EXERCISE GOAL ->
Copy every line of the data that includes the string "ByLayer".

EXTRACTED INFORMATION ->
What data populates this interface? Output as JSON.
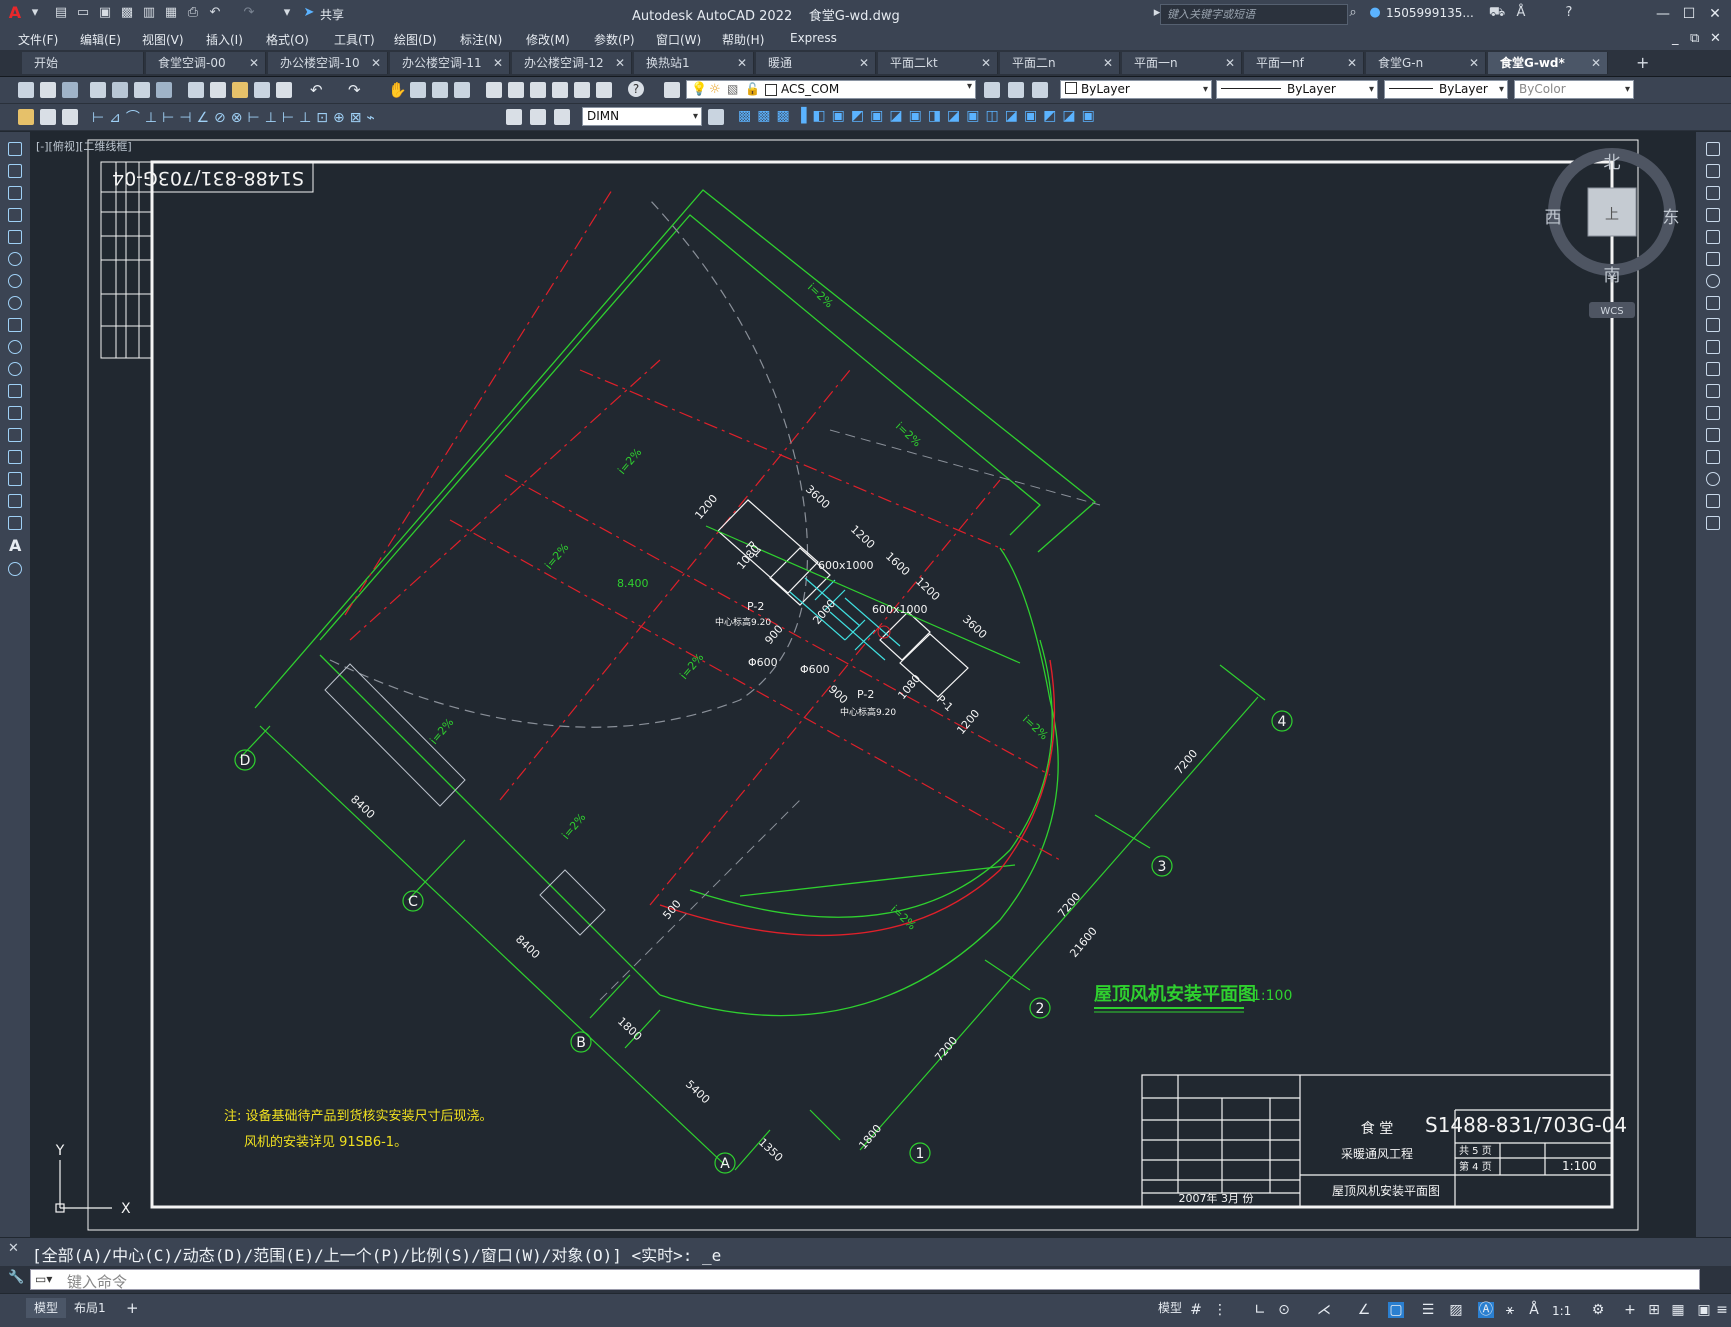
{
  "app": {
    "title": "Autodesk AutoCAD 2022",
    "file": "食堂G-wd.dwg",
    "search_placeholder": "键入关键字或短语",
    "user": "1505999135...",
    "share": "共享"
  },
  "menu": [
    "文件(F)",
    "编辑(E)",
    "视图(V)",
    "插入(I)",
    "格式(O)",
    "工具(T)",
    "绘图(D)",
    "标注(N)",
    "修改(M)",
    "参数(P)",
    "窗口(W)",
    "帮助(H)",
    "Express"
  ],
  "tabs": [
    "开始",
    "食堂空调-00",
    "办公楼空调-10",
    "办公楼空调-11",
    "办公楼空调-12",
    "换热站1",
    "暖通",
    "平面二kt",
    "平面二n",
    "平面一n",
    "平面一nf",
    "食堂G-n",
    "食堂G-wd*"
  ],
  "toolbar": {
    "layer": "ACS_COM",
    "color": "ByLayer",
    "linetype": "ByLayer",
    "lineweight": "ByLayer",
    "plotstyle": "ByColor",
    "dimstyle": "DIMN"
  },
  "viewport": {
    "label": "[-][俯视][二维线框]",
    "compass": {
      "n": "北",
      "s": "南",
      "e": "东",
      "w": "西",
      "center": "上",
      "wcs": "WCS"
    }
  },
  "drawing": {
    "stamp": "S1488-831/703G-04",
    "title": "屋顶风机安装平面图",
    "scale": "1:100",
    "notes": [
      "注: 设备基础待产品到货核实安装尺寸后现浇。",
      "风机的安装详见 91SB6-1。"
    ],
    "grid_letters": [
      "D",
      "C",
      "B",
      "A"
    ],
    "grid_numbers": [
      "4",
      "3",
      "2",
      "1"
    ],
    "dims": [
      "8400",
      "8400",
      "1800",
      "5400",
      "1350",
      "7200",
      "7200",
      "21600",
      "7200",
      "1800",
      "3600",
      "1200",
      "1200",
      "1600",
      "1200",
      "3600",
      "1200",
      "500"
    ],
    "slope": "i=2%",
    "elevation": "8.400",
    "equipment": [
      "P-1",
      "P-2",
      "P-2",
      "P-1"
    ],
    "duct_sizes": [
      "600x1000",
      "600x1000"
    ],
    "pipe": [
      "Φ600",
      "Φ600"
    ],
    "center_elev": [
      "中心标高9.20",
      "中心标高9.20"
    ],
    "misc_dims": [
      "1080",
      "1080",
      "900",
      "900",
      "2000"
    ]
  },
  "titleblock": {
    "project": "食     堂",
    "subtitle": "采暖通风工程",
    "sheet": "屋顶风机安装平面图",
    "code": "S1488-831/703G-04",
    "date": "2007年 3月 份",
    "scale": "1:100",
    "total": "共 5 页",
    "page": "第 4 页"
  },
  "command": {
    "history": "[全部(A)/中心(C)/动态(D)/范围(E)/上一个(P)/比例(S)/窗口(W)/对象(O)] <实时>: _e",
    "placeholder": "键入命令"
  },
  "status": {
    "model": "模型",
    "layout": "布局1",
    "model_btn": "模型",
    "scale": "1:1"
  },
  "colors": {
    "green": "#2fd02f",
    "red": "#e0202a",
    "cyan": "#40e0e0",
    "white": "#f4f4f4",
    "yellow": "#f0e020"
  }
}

EXERCISE RESPONSE ->
    "color": "ByLayer",
    "linetype": "ByLayer",
    "lineweight": "ByLayer",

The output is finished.